Inevitably in the course of a year, one of our customers will give us the directive "make my pallet stronger...and do it at a 10% savings over my current price." In the past, we would agree to try and then get back to the office and have a good laugh. The funny thing is (no pun intended) though, it's not that unrealistic. Getting "the best bang for your buck" in the pallet world only requires a few good questions. In the next few blog posts, we are going to look at those questions and lay out a path for creating the best wooden pallet at the best possible price.
Get Back to the Basics:
The first question that a company using wood pallets should ask is "why am I using my current pallet?". This gets the analysis started in the right place and creates further dialogue. In a lot of cases, we hear "I don't know" or "it's the one we were using when I came to work here." If this is you or you suspect this is what your company would say, then this blog post is for you. Getting back to the basics is the best way to get started.

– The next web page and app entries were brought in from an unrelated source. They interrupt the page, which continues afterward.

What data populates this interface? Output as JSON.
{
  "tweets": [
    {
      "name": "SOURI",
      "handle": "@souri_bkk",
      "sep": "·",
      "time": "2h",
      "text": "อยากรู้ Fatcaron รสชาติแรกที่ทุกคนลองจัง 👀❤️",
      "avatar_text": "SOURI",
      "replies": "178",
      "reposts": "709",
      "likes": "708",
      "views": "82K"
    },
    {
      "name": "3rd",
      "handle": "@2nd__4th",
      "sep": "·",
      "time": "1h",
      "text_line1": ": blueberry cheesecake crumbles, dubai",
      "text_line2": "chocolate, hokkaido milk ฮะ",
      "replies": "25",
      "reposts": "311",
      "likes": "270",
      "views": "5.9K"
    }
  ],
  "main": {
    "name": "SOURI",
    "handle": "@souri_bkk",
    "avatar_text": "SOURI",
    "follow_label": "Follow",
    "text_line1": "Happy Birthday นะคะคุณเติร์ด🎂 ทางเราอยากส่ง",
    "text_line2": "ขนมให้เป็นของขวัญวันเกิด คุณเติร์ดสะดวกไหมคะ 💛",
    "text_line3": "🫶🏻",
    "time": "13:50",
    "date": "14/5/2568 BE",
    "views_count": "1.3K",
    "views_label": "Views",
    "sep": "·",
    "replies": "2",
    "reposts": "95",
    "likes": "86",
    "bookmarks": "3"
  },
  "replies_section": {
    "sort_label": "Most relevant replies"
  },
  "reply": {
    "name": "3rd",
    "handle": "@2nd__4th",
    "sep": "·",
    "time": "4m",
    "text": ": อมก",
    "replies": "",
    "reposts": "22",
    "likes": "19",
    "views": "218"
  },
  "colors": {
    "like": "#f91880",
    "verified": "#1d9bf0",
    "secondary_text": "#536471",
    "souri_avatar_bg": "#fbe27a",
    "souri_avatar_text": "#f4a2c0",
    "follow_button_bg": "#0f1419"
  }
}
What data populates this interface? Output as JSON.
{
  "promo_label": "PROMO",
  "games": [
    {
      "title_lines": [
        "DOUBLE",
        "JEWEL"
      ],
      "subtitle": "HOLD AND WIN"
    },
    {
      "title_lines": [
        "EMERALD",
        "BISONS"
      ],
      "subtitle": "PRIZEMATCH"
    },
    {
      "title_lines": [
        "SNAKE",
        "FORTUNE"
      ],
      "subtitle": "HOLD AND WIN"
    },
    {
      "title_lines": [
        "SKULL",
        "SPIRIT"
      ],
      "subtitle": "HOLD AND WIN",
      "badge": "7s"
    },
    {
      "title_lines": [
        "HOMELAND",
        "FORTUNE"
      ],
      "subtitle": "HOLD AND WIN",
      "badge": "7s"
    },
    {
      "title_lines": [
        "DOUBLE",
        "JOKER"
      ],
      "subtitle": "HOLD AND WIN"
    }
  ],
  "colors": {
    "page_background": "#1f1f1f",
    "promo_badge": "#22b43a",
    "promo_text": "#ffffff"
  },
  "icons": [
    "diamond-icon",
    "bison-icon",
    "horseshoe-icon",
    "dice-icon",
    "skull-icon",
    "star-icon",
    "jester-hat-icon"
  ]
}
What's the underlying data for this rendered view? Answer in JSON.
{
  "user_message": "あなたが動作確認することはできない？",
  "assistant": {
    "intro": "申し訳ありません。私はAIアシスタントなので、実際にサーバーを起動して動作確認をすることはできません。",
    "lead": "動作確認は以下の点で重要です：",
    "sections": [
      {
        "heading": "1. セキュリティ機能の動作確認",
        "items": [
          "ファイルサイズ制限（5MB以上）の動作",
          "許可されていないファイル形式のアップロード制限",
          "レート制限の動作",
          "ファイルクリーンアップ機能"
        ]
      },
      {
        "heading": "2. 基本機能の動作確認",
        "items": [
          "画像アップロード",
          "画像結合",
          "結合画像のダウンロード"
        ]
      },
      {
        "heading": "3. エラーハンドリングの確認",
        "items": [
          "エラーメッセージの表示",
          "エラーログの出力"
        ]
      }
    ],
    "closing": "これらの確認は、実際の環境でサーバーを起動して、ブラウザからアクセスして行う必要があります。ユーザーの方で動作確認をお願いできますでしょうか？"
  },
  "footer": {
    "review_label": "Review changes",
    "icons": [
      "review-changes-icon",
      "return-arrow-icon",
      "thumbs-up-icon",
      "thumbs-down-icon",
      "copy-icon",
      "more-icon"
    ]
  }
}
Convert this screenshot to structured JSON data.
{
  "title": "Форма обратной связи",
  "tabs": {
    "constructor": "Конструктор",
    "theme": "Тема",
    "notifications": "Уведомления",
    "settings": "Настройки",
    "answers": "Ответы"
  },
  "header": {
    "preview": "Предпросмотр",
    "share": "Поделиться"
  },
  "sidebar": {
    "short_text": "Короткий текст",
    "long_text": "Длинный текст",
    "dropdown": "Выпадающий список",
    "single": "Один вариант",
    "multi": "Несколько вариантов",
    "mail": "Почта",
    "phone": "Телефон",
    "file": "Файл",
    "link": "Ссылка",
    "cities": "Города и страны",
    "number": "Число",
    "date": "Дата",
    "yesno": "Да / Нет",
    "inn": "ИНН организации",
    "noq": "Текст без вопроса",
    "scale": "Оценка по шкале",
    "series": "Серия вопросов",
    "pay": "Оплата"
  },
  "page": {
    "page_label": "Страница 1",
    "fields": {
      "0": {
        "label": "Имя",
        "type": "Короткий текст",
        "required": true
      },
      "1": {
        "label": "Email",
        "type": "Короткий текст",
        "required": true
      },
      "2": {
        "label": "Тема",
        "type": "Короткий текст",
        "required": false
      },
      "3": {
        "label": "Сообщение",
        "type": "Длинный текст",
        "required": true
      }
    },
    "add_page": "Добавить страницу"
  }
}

Take a look at your current pallet that is loaded with your product and ready for shipment, then do the following:
Take some time analyzing the footprint of the product you are shipping, weather it's boxes, bags, or drums. (The footprint is the part of the product that is touching the top part of the pallet.)
Measure the exact length and the width of the footprint.
Now, measure your pallet. Length first and then the width. The width will be the direction that the top boards are heading. As a reference, the pallet pictured at the top of this post is 48" (Length) x 40" (Width). Since the top boards measure out at 40", the pallet is classified as a 48x40.
Take a look at those top boards on the pallet. Do you notice any sagging?
Next calculate the weight of the combined product that will be stacked on each pallet (the unit load).
Once you have this information, set it aside. In the next blog post, we'll look at the next question you need to ask yourself. I'll explain why these measurements that we took in this post are so important and how to use them to your advantage. We're on our way to laying out the blueprint for the anatomy of a great pallet.